• _Work to be completed_
Each entry below is to be reproduced exactly, though any pictures it holds must be omitted.

(Data about app and page elements)

::::::

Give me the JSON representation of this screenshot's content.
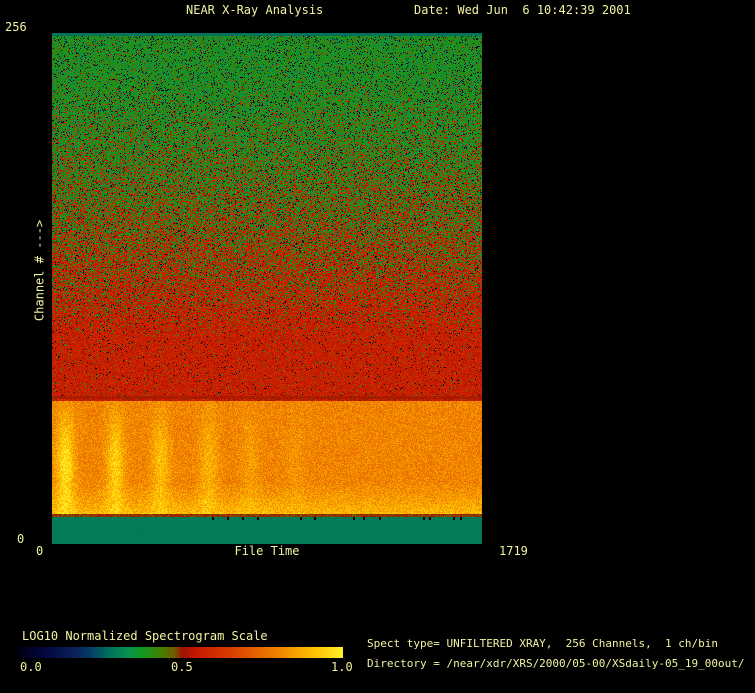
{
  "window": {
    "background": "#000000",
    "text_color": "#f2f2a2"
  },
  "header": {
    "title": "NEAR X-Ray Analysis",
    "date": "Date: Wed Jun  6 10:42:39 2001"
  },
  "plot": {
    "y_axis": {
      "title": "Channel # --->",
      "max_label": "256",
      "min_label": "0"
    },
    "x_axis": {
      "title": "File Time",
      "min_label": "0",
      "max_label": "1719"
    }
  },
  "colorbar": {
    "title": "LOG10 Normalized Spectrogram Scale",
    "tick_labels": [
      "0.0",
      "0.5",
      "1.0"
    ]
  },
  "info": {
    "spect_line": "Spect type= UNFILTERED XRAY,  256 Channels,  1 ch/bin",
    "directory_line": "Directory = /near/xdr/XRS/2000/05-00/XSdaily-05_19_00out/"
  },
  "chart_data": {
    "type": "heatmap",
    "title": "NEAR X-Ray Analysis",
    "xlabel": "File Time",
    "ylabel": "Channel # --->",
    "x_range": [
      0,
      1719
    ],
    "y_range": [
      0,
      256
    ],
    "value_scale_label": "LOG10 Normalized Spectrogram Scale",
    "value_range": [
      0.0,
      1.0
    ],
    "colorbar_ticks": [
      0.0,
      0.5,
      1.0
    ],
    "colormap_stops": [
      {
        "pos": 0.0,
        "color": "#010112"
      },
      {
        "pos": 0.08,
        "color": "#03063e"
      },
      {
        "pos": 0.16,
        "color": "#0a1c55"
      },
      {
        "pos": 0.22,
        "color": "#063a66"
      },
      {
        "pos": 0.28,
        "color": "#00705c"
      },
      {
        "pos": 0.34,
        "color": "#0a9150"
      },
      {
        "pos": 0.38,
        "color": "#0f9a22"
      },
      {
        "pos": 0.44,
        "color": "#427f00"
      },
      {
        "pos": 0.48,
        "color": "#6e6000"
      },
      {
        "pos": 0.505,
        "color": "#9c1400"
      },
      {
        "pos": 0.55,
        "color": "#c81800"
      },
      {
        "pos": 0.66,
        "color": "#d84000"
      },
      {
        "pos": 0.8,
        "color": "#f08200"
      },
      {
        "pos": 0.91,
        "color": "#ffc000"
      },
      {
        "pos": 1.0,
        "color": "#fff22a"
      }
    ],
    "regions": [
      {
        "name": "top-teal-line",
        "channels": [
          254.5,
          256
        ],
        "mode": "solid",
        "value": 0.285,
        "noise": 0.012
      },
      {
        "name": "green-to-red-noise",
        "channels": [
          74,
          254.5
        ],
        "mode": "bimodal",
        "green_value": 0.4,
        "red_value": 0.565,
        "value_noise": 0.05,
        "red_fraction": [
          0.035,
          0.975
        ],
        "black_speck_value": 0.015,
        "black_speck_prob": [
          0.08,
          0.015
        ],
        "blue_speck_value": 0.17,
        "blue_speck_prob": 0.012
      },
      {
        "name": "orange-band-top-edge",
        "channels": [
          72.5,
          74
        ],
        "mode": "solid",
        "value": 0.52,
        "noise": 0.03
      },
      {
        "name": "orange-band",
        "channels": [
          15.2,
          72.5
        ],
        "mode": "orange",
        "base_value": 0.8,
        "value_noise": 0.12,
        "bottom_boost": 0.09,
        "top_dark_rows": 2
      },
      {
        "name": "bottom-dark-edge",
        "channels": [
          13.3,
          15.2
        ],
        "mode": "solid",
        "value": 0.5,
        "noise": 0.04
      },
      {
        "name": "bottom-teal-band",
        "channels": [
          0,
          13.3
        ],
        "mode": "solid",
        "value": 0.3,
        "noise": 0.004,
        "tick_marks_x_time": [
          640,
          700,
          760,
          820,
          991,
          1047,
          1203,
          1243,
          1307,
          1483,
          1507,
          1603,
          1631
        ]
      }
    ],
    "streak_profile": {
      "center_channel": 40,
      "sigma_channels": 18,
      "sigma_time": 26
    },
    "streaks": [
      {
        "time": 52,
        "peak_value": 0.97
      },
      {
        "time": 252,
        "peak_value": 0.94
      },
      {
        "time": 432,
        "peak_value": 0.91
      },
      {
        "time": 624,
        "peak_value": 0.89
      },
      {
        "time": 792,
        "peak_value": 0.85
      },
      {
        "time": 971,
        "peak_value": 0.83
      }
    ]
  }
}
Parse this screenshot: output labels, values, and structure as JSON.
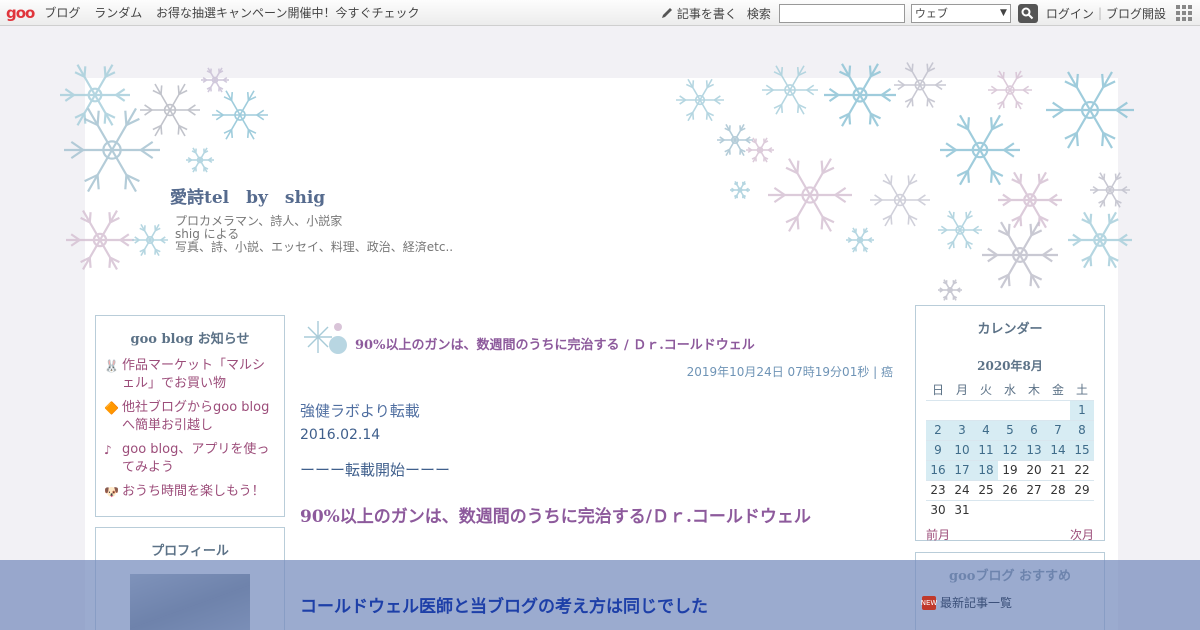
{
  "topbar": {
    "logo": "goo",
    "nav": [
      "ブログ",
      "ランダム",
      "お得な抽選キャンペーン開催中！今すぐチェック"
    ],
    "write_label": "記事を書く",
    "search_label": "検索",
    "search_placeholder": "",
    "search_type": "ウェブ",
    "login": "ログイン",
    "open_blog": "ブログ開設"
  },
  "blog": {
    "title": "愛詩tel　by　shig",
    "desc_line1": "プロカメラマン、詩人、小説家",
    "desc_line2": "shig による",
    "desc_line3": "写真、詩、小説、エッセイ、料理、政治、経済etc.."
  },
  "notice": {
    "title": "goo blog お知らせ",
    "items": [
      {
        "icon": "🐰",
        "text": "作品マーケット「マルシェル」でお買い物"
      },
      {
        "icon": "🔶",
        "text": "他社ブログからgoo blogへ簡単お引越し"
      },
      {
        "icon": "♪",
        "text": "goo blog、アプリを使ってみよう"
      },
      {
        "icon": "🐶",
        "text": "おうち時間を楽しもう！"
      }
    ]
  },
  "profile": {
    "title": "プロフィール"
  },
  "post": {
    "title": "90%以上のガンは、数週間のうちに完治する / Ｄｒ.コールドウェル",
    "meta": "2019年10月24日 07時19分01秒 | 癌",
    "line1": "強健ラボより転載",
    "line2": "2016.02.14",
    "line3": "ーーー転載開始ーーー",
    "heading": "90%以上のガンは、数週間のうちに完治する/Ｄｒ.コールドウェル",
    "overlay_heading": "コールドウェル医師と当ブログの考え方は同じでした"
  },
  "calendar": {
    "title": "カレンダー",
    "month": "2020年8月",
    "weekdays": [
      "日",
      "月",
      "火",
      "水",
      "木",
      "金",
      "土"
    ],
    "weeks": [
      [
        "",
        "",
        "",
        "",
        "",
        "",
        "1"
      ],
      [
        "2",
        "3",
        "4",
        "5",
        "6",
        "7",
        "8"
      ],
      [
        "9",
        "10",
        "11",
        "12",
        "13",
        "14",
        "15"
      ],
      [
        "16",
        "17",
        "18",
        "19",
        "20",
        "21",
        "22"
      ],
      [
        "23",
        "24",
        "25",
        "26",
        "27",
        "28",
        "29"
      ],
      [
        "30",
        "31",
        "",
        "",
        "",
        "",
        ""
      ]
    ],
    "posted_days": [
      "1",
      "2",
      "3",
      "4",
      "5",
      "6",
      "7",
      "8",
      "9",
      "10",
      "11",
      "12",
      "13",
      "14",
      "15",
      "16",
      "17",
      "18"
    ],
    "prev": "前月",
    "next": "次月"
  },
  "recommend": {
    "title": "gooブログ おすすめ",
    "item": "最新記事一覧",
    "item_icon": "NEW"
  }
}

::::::

• _Answer box_
Give me the JSON representation of this screenshot's content.
{
  "window": {
    "background": "#000000",
    "text_color": "#f2f2a2"
  },
  "header": {
    "title": "NEAR X-Ray Analysis",
    "date": "Date: Wed Jun  6 10:42:39 2001"
  },
  "plot": {
    "y_axis": {
      "title": "Channel # --->",
      "max_label": "256",
      "min_label": "0"
    },
    "x_axis": {
      "title": "File Time",
      "min_label": "0",
      "max_label": "1719"
    }
  },
  "colorbar": {
    "title": "LOG10 Normalized Spectrogram Scale",
    "tick_labels": [
      "0.0",
      "0.5",
      "1.0"
    ]
  },
  "info": {
    "spect_line": "Spect type= UNFILTERED XRAY,  256 Channels,  1 ch/bin",
    "directory_line": "Directory = /near/xdr/XRS/2000/05-00/XSdaily-05_19_00out/"
  },
  "chart_data": {
    "type": "heatmap",
    "title": "NEAR X-Ray Analysis",
    "xlabel": "File Time",
    "ylabel": "Channel # --->",
    "x_range": [
      0,
      1719
    ],
    "y_range": [
      0,
      256
    ],
    "value_scale_label": "LOG10 Normalized Spectrogram Scale",
    "value_range": [
      0.0,
      1.0
    ],
    "colorbar_ticks": [
      0.0,
      0.5,
      1.0
    ],
    "colormap_stops": [
      {
        "pos": 0.0,
        "color": "#010112"
      },
      {
        "pos": 0.08,
        "color": "#03063e"
      },
      {
        "pos": 0.16,
        "color": "#0a1c55"
      },
      {
        "pos": 0.22,
        "color": "#063a66"
      },
      {
        "pos": 0.28,
        "color": "#00705c"
      },
      {
        "pos": 0.34,
        "color": "#0a9150"
      },
      {
        "pos": 0.38,
        "color": "#0f9a22"
      },
      {
        "pos": 0.44,
        "color": "#427f00"
      },
      {
        "pos": 0.48,
        "color": "#6e6000"
      },
      {
        "pos": 0.505,
        "color": "#9c1400"
      },
      {
        "pos": 0.55,
        "color": "#c81800"
      },
      {
        "pos": 0.66,
        "color": "#d84000"
      },
      {
        "pos": 0.8,
        "color": "#f08200"
      },
      {
        "pos": 0.91,
        "color": "#ffc000"
      },
      {
        "pos": 1.0,
        "color": "#fff22a"
      }
    ],
    "regions": [
      {
        "name": "top-teal-line",
        "channels": [
          254.5,
          256
        ],
        "mode": "solid",
        "value": 0.285,
        "noise": 0.012
      },
      {
        "name": "green-to-red-noise",
        "channels": [
          74,
          254.5
        ],
        "mode": "bimodal",
        "green_value": 0.4,
        "red_value": 0.565,
        "value_noise": 0.05,
        "red_fraction": [
          0.035,
          0.975
        ],
        "black_speck_value": 0.015,
        "black_speck_prob": [
          0.08,
          0.015
        ],
        "blue_speck_value": 0.17,
        "blue_speck_prob": 0.012
      },
      {
        "name": "orange-band-top-edge",
        "channels": [
          72.5,
          74
        ],
        "mode": "solid",
        "value": 0.52,
        "noise": 0.03
      },
      {
        "name": "orange-band",
        "channels": [
          15.2,
          72.5
        ],
        "mode": "orange",
        "base_value": 0.8,
        "value_noise": 0.12,
        "bottom_boost": 0.09,
        "top_dark_rows": 2
      },
      {
        "name": "bottom-dark-edge",
        "channels": [
          13.3,
          15.2
        ],
        "mode": "solid",
        "value": 0.5,
        "noise": 0.04
      },
      {
        "name": "bottom-teal-band",
        "channels": [
          0,
          13.3
        ],
        "mode": "solid",
        "value": 0.3,
        "noise": 0.004,
        "tick_marks_x_time": [
          640,
          700,
          760,
          820,
          991,
          1047,
          1203,
          1243,
          1307,
          1483,
          1507,
          1603,
          1631
        ]
      }
    ],
    "streak_profile": {
      "center_channel": 40,
      "sigma_channels": 18,
      "sigma_time": 26
    },
    "streaks": [
      {
        "time": 52,
        "peak_value": 0.97
      },
      {
        "time": 252,
        "peak_value": 0.94
      },
      {
        "time": 432,
        "peak_value": 0.91
      },
      {
        "time": 624,
        "peak_value": 0.89
      },
      {
        "time": 792,
        "peak_value": 0.85
      },
      {
        "time": 971,
        "peak_value": 0.83
      }
    ]
  }
}
Parse this screenshot: output labels, values, and structure as JSON.
{
  "topbar": {
    "logo": "goo",
    "nav": [
      "ブログ",
      "ランダム",
      "お得な抽選キャンペーン開催中！今すぐチェック"
    ],
    "write_label": "記事を書く",
    "search_label": "検索",
    "search_placeholder": "",
    "search_type": "ウェブ",
    "login": "ログイン",
    "open_blog": "ブログ開設"
  },
  "blog": {
    "title": "愛詩tel　by　shig",
    "desc_line1": "プロカメラマン、詩人、小説家",
    "desc_line2": "shig による",
    "desc_line3": "写真、詩、小説、エッセイ、料理、政治、経済etc.."
  },
  "notice": {
    "title": "goo blog お知らせ",
    "items": [
      {
        "icon": "🐰",
        "text": "作品マーケット「マルシェル」でお買い物"
      },
      {
        "icon": "🔶",
        "text": "他社ブログからgoo blogへ簡単お引越し"
      },
      {
        "icon": "♪",
        "text": "goo blog、アプリを使ってみよう"
      },
      {
        "icon": "🐶",
        "text": "おうち時間を楽しもう！"
      }
    ]
  },
  "profile": {
    "title": "プロフィール"
  },
  "post": {
    "title": "90%以上のガンは、数週間のうちに完治する / Ｄｒ.コールドウェル",
    "meta": "2019年10月24日 07時19分01秒 | 癌",
    "line1": "強健ラボより転載",
    "line2": "2016.02.14",
    "line3": "ーーー転載開始ーーー",
    "heading": "90%以上のガンは、数週間のうちに完治する/Ｄｒ.コールドウェル",
    "overlay_heading": "コールドウェル医師と当ブログの考え方は同じでした"
  },
  "calendar": {
    "title": "カレンダー",
    "month": "2020年8月",
    "weekdays": [
      "日",
      "月",
      "火",
      "水",
      "木",
      "金",
      "土"
    ],
    "weeks": [
      [
        "",
        "",
        "",
        "",
        "",
        "",
        "1"
      ],
      [
        "2",
        "3",
        "4",
        "5",
        "6",
        "7",
        "8"
      ],
      [
        "9",
        "10",
        "11",
        "12",
        "13",
        "14",
        "15"
      ],
      [
        "16",
        "17",
        "18",
        "19",
        "20",
        "21",
        "22"
      ],
      [
        "23",
        "24",
        "25",
        "26",
        "27",
        "28",
        "29"
      ],
      [
        "30",
        "31",
        "",
        "",
        "",
        "",
        ""
      ]
    ],
    "posted_days": [
      "1",
      "2",
      "3",
      "4",
      "5",
      "6",
      "7",
      "8",
      "9",
      "10",
      "11",
      "12",
      "13",
      "14",
      "15",
      "16",
      "17",
      "18"
    ],
    "prev": "前月",
    "next": "次月"
  },
  "recommend": {
    "title": "gooブログ おすすめ",
    "item": "最新記事一覧",
    "item_icon": "NEW"
  }
}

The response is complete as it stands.